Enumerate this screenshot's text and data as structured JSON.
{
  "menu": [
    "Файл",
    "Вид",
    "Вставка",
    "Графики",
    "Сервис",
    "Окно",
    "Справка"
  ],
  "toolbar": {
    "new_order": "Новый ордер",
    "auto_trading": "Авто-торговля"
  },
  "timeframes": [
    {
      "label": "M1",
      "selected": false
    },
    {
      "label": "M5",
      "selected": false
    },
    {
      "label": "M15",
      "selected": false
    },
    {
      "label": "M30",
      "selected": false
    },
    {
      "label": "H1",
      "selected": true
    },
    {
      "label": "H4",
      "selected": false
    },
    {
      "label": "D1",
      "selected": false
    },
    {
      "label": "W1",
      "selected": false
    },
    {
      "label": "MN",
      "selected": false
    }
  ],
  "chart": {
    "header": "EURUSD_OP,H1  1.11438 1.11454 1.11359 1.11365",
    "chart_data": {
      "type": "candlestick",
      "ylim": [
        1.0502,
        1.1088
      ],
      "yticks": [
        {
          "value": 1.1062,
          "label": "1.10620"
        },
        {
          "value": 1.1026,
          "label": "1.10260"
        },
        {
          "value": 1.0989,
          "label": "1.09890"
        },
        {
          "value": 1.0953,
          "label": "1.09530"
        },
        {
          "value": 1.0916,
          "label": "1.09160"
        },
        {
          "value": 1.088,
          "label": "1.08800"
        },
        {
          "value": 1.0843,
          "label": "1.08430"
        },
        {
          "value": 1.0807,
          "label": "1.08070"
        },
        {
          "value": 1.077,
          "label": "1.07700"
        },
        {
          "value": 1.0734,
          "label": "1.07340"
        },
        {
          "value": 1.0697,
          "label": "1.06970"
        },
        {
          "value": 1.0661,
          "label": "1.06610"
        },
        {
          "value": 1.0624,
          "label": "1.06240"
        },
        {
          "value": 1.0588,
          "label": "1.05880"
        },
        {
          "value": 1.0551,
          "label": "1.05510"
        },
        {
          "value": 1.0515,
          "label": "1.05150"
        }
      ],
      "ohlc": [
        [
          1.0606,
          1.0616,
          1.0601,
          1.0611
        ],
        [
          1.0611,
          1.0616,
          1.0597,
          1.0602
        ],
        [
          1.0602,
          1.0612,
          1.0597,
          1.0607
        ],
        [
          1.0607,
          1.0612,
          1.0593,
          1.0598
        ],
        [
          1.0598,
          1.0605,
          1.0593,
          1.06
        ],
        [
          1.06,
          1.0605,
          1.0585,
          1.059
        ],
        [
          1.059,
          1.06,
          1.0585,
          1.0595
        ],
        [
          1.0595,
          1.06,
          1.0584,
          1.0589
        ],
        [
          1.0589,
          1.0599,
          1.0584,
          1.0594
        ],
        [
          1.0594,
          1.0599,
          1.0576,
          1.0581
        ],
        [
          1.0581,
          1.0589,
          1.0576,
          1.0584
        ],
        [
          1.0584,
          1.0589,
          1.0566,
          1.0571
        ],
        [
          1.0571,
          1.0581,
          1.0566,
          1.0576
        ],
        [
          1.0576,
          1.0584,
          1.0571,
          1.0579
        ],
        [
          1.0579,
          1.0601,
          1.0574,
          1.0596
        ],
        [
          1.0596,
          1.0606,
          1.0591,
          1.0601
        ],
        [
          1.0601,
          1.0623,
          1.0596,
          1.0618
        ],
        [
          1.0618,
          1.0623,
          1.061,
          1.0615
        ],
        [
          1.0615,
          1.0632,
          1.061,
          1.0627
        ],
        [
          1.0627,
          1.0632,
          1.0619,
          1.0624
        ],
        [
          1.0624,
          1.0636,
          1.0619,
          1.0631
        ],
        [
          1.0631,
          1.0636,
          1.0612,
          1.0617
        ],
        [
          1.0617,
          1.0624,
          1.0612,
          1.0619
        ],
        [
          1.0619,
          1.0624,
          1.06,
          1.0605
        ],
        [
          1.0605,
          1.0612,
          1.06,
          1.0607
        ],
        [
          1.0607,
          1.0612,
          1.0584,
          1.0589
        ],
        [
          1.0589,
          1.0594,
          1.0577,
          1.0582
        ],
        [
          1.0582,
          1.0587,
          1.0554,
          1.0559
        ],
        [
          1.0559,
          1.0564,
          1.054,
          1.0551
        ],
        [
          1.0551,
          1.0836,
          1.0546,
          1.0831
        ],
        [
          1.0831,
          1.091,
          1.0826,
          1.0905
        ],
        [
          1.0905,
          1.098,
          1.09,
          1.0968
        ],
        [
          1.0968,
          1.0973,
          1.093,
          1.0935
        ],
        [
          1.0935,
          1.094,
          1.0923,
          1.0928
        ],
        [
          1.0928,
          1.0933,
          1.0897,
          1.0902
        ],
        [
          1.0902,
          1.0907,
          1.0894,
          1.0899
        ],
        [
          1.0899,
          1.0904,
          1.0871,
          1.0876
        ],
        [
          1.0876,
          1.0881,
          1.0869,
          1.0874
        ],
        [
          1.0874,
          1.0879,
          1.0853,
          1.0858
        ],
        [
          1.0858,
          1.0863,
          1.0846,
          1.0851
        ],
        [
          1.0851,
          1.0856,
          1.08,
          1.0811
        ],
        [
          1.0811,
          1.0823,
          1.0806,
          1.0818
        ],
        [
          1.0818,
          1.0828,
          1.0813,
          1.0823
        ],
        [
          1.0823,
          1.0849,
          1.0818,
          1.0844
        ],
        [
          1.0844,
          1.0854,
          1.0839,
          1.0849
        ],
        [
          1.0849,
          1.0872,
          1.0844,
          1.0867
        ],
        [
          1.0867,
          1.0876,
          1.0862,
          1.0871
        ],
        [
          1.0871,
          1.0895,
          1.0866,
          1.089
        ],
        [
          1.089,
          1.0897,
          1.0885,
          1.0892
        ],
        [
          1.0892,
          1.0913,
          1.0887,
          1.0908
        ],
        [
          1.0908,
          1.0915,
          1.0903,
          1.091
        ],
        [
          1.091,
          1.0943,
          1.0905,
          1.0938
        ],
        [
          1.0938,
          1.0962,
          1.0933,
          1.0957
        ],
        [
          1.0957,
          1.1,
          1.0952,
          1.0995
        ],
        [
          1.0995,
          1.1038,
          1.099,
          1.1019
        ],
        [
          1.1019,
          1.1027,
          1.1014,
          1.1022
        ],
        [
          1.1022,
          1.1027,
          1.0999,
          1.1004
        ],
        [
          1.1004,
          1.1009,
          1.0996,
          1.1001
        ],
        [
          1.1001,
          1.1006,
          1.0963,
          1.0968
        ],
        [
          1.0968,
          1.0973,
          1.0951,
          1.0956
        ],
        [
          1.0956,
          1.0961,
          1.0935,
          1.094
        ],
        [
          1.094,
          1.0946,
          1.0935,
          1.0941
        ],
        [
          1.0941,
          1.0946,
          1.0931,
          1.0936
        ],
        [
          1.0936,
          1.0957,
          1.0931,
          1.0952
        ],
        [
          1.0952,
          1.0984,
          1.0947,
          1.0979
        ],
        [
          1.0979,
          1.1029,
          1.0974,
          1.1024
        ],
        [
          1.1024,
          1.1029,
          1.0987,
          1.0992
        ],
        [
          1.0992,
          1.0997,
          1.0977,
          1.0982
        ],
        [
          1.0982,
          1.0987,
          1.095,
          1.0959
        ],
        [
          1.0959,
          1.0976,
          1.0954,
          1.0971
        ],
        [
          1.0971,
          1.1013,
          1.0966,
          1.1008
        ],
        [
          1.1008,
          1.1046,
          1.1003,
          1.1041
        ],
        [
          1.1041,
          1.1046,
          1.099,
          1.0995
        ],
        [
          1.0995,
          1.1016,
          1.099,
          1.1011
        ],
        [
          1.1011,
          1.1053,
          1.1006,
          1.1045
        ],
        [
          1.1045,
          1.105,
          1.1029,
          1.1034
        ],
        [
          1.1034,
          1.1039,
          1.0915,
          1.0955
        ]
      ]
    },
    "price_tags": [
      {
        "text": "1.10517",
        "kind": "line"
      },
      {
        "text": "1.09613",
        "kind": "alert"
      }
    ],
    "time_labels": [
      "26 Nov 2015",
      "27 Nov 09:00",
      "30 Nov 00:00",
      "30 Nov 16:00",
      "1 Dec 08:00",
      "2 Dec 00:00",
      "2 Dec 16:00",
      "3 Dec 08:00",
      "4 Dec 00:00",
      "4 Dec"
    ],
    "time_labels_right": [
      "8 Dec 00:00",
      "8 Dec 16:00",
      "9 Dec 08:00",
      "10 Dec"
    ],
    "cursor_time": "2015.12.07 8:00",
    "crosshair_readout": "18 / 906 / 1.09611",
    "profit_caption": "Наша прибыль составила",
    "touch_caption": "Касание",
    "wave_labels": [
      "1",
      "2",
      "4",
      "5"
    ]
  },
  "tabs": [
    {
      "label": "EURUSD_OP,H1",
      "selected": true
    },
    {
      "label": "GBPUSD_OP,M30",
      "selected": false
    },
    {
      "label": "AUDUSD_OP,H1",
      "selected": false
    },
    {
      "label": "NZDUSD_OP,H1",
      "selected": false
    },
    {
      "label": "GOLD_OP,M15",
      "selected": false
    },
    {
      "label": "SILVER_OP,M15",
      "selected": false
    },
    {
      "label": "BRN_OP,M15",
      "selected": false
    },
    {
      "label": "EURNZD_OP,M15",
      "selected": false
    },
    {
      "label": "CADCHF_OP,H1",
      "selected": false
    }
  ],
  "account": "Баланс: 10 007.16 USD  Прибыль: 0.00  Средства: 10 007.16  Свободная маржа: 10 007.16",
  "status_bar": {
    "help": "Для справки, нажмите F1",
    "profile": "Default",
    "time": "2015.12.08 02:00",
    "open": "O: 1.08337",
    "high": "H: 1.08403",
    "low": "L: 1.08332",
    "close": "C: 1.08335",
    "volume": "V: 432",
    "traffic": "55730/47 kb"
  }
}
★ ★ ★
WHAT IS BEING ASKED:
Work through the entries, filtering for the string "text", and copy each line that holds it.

YOUR RESPONSE:
Enumerate this screenshot's text and data as structured JSON.
        "text": "1.10517",
        "text": "1.09613",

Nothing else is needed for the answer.